Residents want input in redrawn map of City Council districts

By: Gena Johnson | Warren Weekly | Published January 23, 2023


WARREN — Warren City Council members approved the redistricting map for city’s council districts days before their Jan. 10 council meeting. The Redistricting Commission met on Jan. 10 to vote on the already approved map.

This confused residents, who wanted input on a decision that would affect their lives for the next 10 years.

“I was hoping you would allow residents to have some say-so in how the districts would be drawn,” said Joe Rutherford.  “We would like to have a voice especially when it comes to something that is done every 10 years.”

In 2010, Warren voters approved a change to the city charter that cut the size of the City Council from nine to seven members, with five elected to represent individual districts and two serving at-large. The original districts were established following a contentious process the following year, before Warren’s 2011 city election cycle began.

The redistricted map reflects the population gains or losses of the community as determined by the U.S. Census, which is conducted every 10 years.  With these changes, new district lines are drawn.  The districts must be balanced at around 27,000 people, according to Warren City Council President Pat Green.

Green explained how Council arrived at the current map without input from the public.

“Through conversations with the mayor’s attorney and our (council’s) attorney, (we) came up with an agreement that council would approve the map,” said Green. “We looked at it. Submitted it to each council member. And they agreed upon it.  And that was the end of it.”

Time was running out for the City Council to act on this issue because the deadline to file for an elected position is looming in April.

“Being left with the short time frame that we were up against for people to prepare, decide, contemplate running for office,” Green said. “We looked at the reapportionment and thought it was the fairest map that was out there.”

But that may not be the end of it. Residents want to be represented in the decisions that affect them and require the transparency and accountability that they were assured.

“I loved and believed you when you talked about transparency and accountability. And residents would have a say in the redistricting,” said Michael Howard. “Both the council and the administration failed in terms of the public involvement they promised.”

“The Redistricting Commission that met last week was solely to aggravate us,” said Green. “The decision (of selecting the redistricting map) had already been done.”

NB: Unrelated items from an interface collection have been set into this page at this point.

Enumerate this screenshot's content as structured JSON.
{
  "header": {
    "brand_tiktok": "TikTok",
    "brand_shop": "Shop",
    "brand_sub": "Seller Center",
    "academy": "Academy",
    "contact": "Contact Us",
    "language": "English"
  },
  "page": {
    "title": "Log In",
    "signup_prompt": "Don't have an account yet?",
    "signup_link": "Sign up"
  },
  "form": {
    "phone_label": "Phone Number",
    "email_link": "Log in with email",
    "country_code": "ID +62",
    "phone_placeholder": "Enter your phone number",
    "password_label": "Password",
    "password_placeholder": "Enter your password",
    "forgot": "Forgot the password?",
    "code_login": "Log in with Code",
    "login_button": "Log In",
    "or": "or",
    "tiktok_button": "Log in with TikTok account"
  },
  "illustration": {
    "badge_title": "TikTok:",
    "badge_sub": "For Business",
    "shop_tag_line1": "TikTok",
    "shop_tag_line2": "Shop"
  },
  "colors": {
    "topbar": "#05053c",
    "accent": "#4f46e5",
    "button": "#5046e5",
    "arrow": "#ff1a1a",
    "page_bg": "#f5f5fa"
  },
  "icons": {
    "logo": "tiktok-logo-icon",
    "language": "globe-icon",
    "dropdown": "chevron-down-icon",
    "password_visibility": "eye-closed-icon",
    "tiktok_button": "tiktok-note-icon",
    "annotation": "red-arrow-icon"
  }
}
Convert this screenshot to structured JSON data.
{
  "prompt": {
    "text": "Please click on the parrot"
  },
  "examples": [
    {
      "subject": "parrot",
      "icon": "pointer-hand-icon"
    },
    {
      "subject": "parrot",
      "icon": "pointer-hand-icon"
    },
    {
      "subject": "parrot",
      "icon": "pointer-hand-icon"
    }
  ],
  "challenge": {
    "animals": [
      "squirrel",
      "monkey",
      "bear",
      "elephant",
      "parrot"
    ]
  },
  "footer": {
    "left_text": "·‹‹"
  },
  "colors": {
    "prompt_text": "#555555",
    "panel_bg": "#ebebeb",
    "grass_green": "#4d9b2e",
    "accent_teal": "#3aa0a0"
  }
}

Many Warren residents wondered why there was no resident representation on the Warren Redistricting Commission, as the charter dictates.  The charter calls for it to include the city attorney, city clerk and assessor, along with two residents appointed by the mayor.  There were no residents on the commission.

“I don’t understand the Redistricting Commission because it wasn’t like the city charter said with two residents appointed by the mayor,” said Joe Rutherford.

“The biggest problem with the redistricting and why it took so long was I appointed two citizens two years ago to the Redistricting Committee,” said Mayor James Fouts.  “The council never put it on the agenda.  Obviously, they never voted on it.”

But according to Fouts, as long as the Redistricting Commission has three people, they can move forward and vote.

According to Green, another explanation as to why no citizens were on the commission was that the charter was not in effect and the Redistricting Commission had no authority in this matter.   

“The charter is null and void in this instance. The Redistricting Commission has no decision-making authority on this matter so they don’t have to comply with the charter,” said Green.  “State law dictates if there are wards in a city, and Warren has wards, the Home Rule City Act supersedes the charter and the legislative body is the sole authority.

“The charter doesn’t apply whatsoever here, that’s why we had to go to court,” Green said.

The approved map of Warren’s five City Council districts has districts going from the most northern part of Warren to the most southern part, while the map favored by some residents had split the northernmost and southernmost parts of Warren in east-west squares.

“I think the new map meets the requirements of the law.  It reapportions things equally,” said Green.

Some residents contend the new map may not represent residents south of Interstate 696, where the demographic has a greater concentration of minorities and those less affluent.

“When you talk about a responsibility to your district, it is the entire district, not just north, south, east and west,” Green said.  “There is no perfect map. No matter what map is picked there will always be disagreements.”